--- Available records ---

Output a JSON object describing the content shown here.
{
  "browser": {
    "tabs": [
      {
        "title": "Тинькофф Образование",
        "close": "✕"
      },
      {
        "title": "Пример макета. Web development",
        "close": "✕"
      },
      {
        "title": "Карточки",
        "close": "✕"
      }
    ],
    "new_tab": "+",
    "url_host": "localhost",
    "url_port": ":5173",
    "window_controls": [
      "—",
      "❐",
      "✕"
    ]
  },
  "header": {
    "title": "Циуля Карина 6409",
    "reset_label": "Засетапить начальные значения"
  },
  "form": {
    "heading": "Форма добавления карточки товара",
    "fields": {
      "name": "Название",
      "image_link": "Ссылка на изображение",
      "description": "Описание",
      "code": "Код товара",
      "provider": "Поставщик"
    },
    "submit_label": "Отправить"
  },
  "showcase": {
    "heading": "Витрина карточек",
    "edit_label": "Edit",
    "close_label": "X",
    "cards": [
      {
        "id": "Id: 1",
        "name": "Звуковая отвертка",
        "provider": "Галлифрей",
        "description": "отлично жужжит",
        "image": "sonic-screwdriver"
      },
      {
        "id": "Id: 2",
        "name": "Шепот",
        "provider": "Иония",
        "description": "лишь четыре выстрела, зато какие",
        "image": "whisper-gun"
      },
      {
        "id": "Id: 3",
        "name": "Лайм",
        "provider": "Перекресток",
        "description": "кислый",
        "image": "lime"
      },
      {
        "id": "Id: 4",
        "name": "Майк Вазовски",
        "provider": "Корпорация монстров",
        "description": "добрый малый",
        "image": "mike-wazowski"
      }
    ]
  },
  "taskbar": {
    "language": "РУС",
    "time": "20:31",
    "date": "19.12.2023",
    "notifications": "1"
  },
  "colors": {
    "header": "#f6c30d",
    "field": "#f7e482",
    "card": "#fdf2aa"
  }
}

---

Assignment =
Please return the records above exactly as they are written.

Result of this task =
Output a JSON object describing the content shown here.
{
  "browser": {
    "tabs": [
      {
        "title": "Тинькофф Образование",
        "close": "✕"
      },
      {
        "title": "Пример макета. Web development",
        "close": "✕"
      },
      {
        "title": "Карточки",
        "close": "✕"
      }
    ],
    "new_tab": "+",
    "url_host": "localhost",
    "url_port": ":5173",
    "window_controls": [
      "—",
      "❐",
      "✕"
    ]
  },
  "header": {
    "title": "Циуля Карина 6409",
    "reset_label": "Засетапить начальные значения"
  },
  "form": {
    "heading": "Форма добавления карточки товара",
    "fields": {
      "name": "Название",
      "image_link": "Ссылка на изображение",
      "description": "Описание",
      "code": "Код товара",
      "provider": "Поставщик"
    },
    "submit_label": "Отправить"
  },
  "showcase": {
    "heading": "Витрина карточек",
    "edit_label": "Edit",
    "close_label": "X",
    "cards": [
      {
        "id": "Id: 1",
        "name": "Звуковая отвертка",
        "provider": "Галлифрей",
        "description": "отлично жужжит",
        "image": "sonic-screwdriver"
      },
      {
        "id": "Id: 2",
        "name": "Шепот",
        "provider": "Иония",
        "description": "лишь четыре выстрела, зато какие",
        "image": "whisper-gun"
      },
      {
        "id": "Id: 3",
        "name": "Лайм",
        "provider": "Перекресток",
        "description": "кислый",
        "image": "lime"
      },
      {
        "id": "Id: 4",
        "name": "Майк Вазовски",
        "provider": "Корпорация монстров",
        "description": "добрый малый",
        "image": "mike-wazowski"
      }
    ]
  },
  "taskbar": {
    "language": "РУС",
    "time": "20:31",
    "date": "19.12.2023",
    "notifications": "1"
  },
  "colors": {
    "header": "#f6c30d",
    "field": "#f7e482",
    "card": "#fdf2aa"
  }
}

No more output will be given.